The Ripest Rankest Juiciest Summer Ever

Summer sinks into the clock-face of the cat’s eye
Sinks into chestnut colored limbs

A 17 franc basket of peaches
Day four and already summer has run from ripe to rank

All spring long we dined as if we had all the time in the world
Followed with interest the color, light and atmosphere

Observed the shadows of the grapevines advancing to this
Last evening of the postimpressionists

Dabs of light thicken on the hammock
Grow thin on the windblown curtain

Each stroke acquiring definition
Until the last stroke added bursts grape skin

Must be August
Ripe for the Fauvists

Never again will mere light so delight us
And O how we weary of atmosphere

Our idle conversation spreads like vines in the arbor
Of this ripest rankest juiciest summer ever

And O how we weary of style
Does style after all exist

So like the snow
Defiled at the merest touch

But while the snow does not exist
The hammock is more manifest than ever

More than April irises or an aperitif at six
Though compared to soccer broadcast live hardly anything exists

Our guest, an enthusiast of “Old Cathay,” asserts that in our fallen day
Only armed revolution poses such tragic implications

And then there is soccer
O how we dine as if we had all the time in the world

Smoked salmon, crab and lobster
And will you look at the size of this oyster

If we could but find the proper venues
To release our leftist tendencies

1906, Cezanne, caught in a storm, returns to his studio
Removes his hat and coat and collapses by the arbor window

Taking stock of the table, its overturned basket of apples, he notices
The “appleness of the apples” and their shadows, the three skulls

The wardrobe, the pitcher, the crock
The half-opened drawer, the clock

It occurs to him proportion is hardly worth the fuss
And could care even less if the table were bevel or not

As he closes his eyes and dies
His eyelids trace a line pointing straight to three o’clock

Still, there is something wanting in all this
Must be time for Matisse

Tied Up and Waiting

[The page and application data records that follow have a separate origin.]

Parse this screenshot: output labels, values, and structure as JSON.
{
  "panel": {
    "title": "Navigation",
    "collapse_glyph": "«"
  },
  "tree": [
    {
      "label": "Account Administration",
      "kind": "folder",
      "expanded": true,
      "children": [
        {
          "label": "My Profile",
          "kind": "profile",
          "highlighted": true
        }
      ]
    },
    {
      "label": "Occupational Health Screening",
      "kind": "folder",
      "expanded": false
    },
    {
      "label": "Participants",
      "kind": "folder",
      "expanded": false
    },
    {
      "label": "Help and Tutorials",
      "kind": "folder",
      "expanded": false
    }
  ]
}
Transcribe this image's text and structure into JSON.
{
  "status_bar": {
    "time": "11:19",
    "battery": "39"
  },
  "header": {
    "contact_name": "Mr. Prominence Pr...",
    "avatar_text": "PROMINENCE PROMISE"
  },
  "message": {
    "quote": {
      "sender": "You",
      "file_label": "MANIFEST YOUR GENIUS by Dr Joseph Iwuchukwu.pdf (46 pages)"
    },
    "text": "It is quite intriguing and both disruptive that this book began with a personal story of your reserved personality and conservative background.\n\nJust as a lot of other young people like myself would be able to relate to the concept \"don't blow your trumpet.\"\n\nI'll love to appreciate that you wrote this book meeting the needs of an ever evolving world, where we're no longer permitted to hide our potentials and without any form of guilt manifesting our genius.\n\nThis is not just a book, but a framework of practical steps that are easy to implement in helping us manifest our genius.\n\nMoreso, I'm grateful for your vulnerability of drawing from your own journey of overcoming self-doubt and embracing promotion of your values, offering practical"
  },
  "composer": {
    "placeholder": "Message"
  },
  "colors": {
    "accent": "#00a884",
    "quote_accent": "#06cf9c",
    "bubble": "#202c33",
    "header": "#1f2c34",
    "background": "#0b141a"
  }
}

Use your psychic power to bend mental
Use your psychic power to stop the hands of the clock
Use your psychic power to flick the switch
I can smell you in my skin
I can smell you in my skin
I can smell you in my skin
I am experiencing what is more what is more I am experiencing the experience

As for the rest
Let me carve it word by word on a single grain of rice
As for the rest
Let me carve it character by character on that strand of hair
As for the rest
I brought the ransom to the agreed upon location
I came at the appointed time

But the kidnapper never showed his face
He’s always so hesitant
I can’t understand this vacillation
I never notified the police
I don’t even know the person he’s holding
I too have been lured by the graceful style of being taken
By this business of being tied up and waiting

Psychic Seductions

Took forever to write back
And used “we” instead of “me”
“We’ve been sleeping around a bit
But it hardly seems a crime
When everyone we know is climbing into bed with everybody else
Becoming good friends in the bargain.”

If we haven’t been exactly seized by inspiration
We’re conscience nonetheless of a certain
Cut-rate terror in those piles of smelly clothes
In the locker room at the gym
Or whiling away the hours at the laundromat
Waiting for the dirty linen
To finish washing

What exactly do critics mean when they say
“More individualized”?
As if I could ever get myself on “The
Find Your Long-Lost Mother Show’’
On cable TV in
Principal I don’t approve of private beaches but
If you’re looking for a good frisson
You can always count on me for a front-row seat
Provided you can walk off and forsake it
For the sake of making it more formalistic
More worthy of saying:

“It’s not meaning I object to
But the meaning of meaning.”
When you open up a coin laundry you have to visualize
The enterprise on the basis of the needs of the general public
Thus encouraging a keen appreciation of those ordinary
But universal forms of suffering and affliction

We rarely mention it
But in the ebb and flow of things
Those psychic seductions we believe in
When the ambience is right
Do in fact happen
In laundromats
Now and then they throw on something classical
Just to muddle through

Those Gloriously Sinful Days of Old

God made the heaven and the earth and on the seventh day
Languid and no longer loving we drifted into the forest
Existence was so brimful after the rain
Porcini were growing in the horse manure
And so we scoured the forest floor in search of more
And when we’d found some we took them home
And washed them off and soaked them till they were soft and tender
And braised them over a gentle flame until the juices ran
And simmered them in butter
Garlic and parsley
Then garnished them with toasted cheese
And slivers of prosciutto

And for a moment the ambience belonged to those gloriously
Sinful days of old psychodramas we sank into like so many sofa
Chairs draped in lacework flower-fringed and yellowed with age
The hodgepodge of scandalously
Perverse eccentricities we tended to keep bottled up
And so we decanted an ’87 Bordeaux a cappella
But then the complicity of this too came to light and we
Fell out of touch but not before we’d taken some portion of
Each other’s eccentricities that serve us now in lieu
Of a tacit understanding